(Dataset rows for apps and sites)
▬▬▬▬▬▬▬▬▬▬

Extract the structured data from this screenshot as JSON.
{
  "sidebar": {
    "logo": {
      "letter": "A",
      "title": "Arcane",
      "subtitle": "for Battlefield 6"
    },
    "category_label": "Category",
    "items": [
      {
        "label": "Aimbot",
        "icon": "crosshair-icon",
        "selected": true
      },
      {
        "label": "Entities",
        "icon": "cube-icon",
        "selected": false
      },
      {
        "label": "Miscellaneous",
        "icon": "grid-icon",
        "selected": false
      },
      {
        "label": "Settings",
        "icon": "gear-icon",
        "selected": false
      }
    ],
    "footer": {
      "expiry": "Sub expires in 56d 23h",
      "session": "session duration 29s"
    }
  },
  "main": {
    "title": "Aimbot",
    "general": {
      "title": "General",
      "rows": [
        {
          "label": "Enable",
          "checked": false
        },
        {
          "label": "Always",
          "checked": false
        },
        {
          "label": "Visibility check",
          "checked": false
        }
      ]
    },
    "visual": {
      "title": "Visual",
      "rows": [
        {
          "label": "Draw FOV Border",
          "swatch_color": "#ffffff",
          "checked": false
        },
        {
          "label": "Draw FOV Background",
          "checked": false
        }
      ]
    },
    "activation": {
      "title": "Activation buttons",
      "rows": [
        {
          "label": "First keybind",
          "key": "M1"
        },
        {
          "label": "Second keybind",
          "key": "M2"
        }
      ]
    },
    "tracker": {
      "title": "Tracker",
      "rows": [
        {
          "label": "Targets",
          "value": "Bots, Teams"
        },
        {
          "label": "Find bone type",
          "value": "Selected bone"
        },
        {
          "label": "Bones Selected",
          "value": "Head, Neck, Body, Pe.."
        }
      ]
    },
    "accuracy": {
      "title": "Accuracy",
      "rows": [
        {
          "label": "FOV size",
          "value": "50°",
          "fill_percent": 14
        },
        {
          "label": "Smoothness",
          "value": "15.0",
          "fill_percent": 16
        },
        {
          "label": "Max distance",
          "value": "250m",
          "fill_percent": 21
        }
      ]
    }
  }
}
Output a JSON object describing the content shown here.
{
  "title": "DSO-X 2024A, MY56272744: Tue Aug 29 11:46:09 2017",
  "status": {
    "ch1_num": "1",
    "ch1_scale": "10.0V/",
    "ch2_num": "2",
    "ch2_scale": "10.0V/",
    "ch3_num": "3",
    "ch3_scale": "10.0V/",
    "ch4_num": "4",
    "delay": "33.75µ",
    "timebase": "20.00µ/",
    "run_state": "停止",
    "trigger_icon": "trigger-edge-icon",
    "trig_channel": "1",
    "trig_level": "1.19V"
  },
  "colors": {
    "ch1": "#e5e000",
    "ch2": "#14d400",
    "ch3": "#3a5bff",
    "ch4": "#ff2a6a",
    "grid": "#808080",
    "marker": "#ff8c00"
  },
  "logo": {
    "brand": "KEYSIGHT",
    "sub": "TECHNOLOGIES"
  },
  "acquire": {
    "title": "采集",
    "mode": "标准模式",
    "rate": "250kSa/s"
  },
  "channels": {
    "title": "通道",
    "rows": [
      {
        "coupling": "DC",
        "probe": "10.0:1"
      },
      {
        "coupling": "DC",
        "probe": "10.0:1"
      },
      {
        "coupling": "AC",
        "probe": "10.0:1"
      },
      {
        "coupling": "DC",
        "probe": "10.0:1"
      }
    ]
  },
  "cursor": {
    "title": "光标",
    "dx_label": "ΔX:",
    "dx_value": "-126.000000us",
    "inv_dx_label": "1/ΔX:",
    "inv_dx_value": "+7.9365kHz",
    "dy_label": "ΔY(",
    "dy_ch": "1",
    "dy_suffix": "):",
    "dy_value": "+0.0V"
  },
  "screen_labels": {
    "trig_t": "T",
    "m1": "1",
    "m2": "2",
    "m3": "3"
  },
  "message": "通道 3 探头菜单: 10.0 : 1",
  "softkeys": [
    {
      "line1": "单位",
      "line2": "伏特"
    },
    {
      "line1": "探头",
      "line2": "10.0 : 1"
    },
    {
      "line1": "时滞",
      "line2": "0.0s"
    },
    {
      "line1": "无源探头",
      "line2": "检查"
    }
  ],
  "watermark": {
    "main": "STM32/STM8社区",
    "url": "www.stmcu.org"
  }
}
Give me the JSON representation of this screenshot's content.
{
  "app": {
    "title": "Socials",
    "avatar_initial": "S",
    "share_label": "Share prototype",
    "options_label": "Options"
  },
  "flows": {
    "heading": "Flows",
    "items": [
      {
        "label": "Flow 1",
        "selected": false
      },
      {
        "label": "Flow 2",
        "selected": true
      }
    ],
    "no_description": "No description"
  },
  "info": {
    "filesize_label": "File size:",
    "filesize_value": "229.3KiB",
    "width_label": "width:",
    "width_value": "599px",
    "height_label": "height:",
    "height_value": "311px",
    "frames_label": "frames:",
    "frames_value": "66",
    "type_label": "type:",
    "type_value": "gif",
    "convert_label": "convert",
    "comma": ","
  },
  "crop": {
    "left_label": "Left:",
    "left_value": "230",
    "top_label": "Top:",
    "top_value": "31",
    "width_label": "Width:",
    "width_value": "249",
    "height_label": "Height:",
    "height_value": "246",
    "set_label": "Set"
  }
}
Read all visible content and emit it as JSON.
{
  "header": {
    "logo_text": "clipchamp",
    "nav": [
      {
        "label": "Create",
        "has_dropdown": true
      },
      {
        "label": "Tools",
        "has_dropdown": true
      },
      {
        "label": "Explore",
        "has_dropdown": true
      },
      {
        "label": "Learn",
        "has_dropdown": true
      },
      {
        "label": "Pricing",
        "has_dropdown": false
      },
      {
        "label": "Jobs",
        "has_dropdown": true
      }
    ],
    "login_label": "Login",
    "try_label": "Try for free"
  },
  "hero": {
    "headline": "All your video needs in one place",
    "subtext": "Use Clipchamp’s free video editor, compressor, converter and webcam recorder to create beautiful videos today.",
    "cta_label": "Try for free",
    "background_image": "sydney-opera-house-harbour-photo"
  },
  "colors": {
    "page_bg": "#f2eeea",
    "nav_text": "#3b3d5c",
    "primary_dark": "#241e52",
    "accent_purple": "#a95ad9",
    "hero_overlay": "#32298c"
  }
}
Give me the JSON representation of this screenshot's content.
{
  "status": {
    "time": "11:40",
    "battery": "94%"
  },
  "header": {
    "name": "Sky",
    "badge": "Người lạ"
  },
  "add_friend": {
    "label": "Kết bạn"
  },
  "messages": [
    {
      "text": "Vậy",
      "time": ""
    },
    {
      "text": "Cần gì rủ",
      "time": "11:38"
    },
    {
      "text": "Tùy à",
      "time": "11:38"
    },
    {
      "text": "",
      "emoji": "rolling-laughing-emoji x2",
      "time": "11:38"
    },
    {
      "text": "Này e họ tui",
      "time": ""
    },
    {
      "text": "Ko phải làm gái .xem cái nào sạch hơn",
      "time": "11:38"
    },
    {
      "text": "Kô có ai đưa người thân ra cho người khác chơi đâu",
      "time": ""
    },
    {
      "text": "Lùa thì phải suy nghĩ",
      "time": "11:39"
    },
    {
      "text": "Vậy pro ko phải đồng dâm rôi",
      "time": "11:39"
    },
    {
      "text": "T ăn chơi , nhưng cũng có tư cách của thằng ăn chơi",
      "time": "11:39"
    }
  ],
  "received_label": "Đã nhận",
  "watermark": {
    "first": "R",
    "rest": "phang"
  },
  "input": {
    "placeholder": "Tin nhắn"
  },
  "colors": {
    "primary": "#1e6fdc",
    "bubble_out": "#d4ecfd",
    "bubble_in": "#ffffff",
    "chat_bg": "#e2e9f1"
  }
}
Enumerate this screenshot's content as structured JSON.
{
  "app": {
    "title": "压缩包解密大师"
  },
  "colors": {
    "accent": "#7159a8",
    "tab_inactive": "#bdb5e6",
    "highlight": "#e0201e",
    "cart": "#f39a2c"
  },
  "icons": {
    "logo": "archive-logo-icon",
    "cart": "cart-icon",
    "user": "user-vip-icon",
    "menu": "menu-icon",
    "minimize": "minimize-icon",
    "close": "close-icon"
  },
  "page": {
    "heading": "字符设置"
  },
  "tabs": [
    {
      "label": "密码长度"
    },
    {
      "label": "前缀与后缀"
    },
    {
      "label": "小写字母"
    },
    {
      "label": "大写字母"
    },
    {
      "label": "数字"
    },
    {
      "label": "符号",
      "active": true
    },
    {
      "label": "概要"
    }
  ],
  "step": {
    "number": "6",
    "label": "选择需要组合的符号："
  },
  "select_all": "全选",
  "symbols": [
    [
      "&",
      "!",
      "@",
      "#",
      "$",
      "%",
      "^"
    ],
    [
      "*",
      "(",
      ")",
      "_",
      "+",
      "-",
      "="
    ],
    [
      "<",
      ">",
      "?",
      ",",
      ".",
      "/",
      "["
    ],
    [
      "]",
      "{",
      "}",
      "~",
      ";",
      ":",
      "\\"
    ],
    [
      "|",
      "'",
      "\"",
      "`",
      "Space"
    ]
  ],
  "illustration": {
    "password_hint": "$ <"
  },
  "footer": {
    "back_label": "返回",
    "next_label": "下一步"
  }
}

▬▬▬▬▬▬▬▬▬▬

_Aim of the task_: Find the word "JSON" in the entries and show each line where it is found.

_Result of the task_:
Extract the structured data from this screenshot as JSON.
Output a JSON object describing the content shown here.
Give me the JSON representation of this screenshot's content.
Read all visible content and emit it as JSON.
Give me the JSON representation of this screenshot's content.
Enumerate this screenshot's content as structured JSON.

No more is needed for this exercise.